3+ comments/questions

  1. “Chunkservers neednot cache file data because chunks are stored as local files and so Linux’s buffer cache already keeps frequently accessed data in memory.” This is a great quote that shows that knowing underlying mechanisms can simplify higher levels of abstraction without actually including harmful assumptions. This idea is something our lab wants to explore more.

  2. In some ways I think that GFS reminds me of corfu, specifically in the similarity that consistency is maintained with maximal performance by consolidating as few operations in a single point of failure as possible, and once that operation is complete, then all subsequent operations from distributed agents can be completed at the agent’s leisure. Where GFS consolidates namespace operations at the master, corfu consolidates log position generation at a single, master-like node. This is a very similar idea to minimizing critical regions in concurrent systems and seems to be a fundamental design choice to distributed systems that must guarantee correctness.

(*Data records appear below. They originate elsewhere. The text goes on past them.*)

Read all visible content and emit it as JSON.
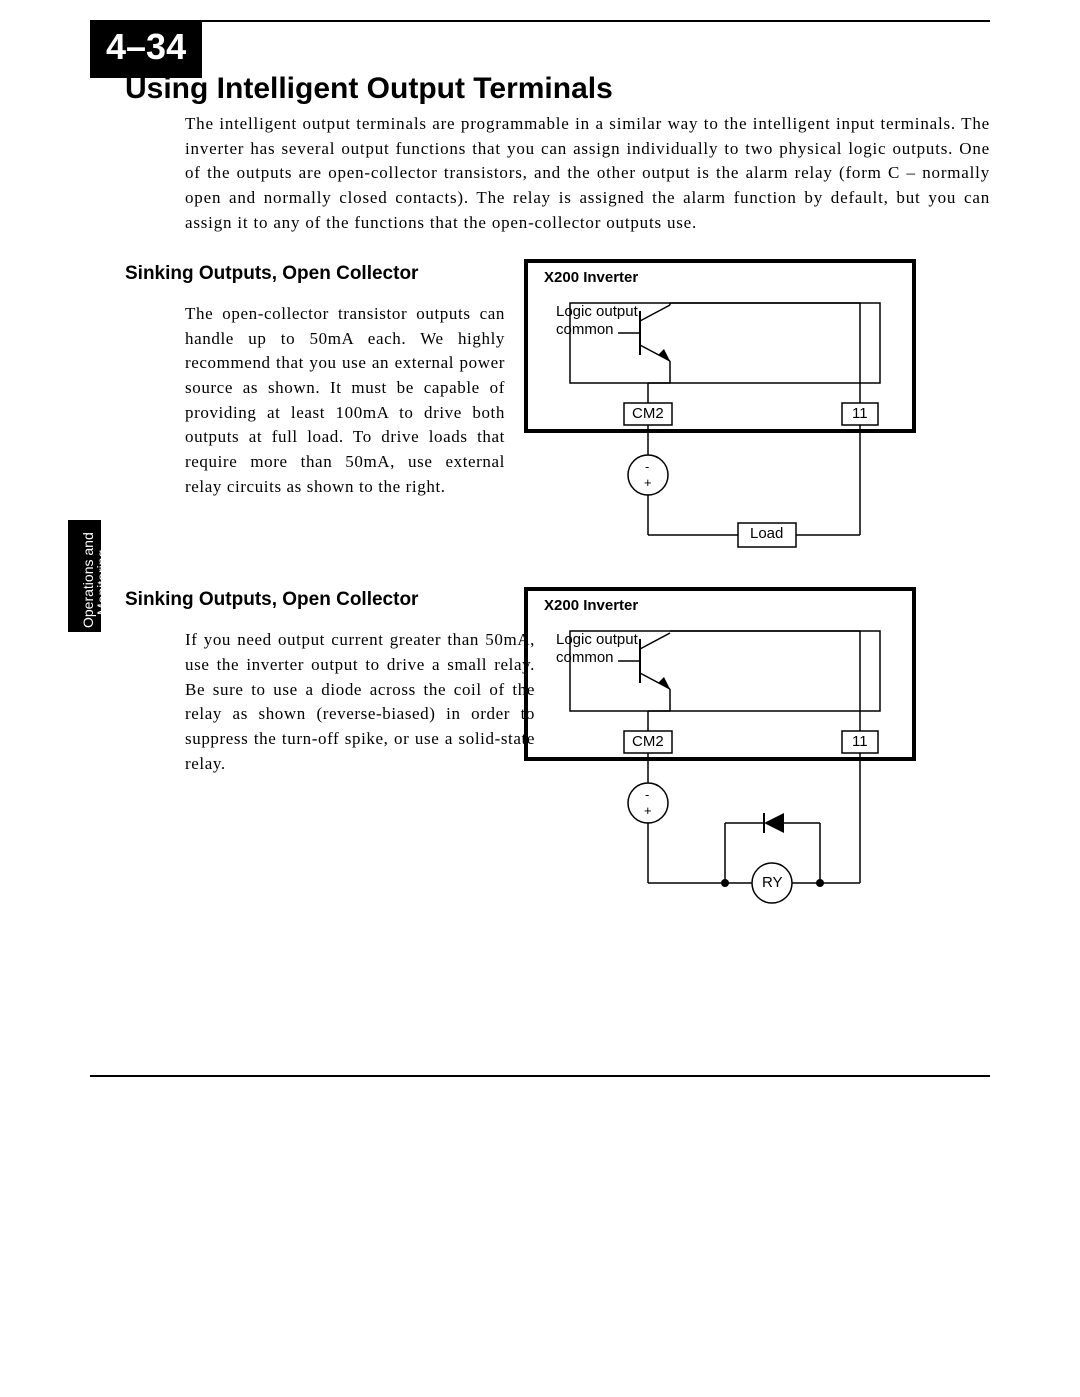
{
  "page_number": "4–34",
  "title": "Using Intelligent Output Terminals",
  "intro": "The intelligent output terminals are programmable in a similar way to the intelligent input terminals. The inverter has several output functions that you can assign individually to two physical logic outputs. One of the outputs are open-collector transistors, and the other output is the alarm relay (form C – normally open and normally closed contacts). The relay is assigned the alarm function by default, but you can assign it to any of the functions that the open-collector outputs use.",
  "side_tab_line1": "Operations and",
  "side_tab_line2": "Monitoring",
  "sections": [
    {
      "heading": "Sinking Outputs, Open Collector",
      "body": "The open-collector transistor outputs can handle up to 50mA each. We highly recommend that you use an external power source as shown. It must be capable of providing at least 100mA to drive both outputs at full load. To drive loads that require more than 50mA, use external relay circuits as shown to the right."
    },
    {
      "heading": "Sinking Outputs, Open Collector",
      "body": "If you need output current greater than 50mA, use the inverter output to drive a small relay. Be sure to use a diode across the coil of the relay as shown (reverse-biased) in order to suppress the turn-off spike, or use a solid-state relay."
    }
  ],
  "diagram": {
    "box_title": "X200 Inverter",
    "logic_output": "Logic output",
    "common": "common",
    "cm2": "CM2",
    "terminal11": "11",
    "load": "Load",
    "ry": "RY",
    "minus": "-",
    "plus": "+"
  }
}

  3. What happens to data pushed to a replica that gets aged out before the write is pushed to the primary? Is this a cause of many retries of steps 3 - 7 in the control flow?

  4. The separation of control flow and data flow sounds nice for a given sequence of writes, but I wonder how well the idea holds up when many clients are doing data flow and control flow at the same time and the links are saturated. Do control flow packets get prioritized by the chunkservers?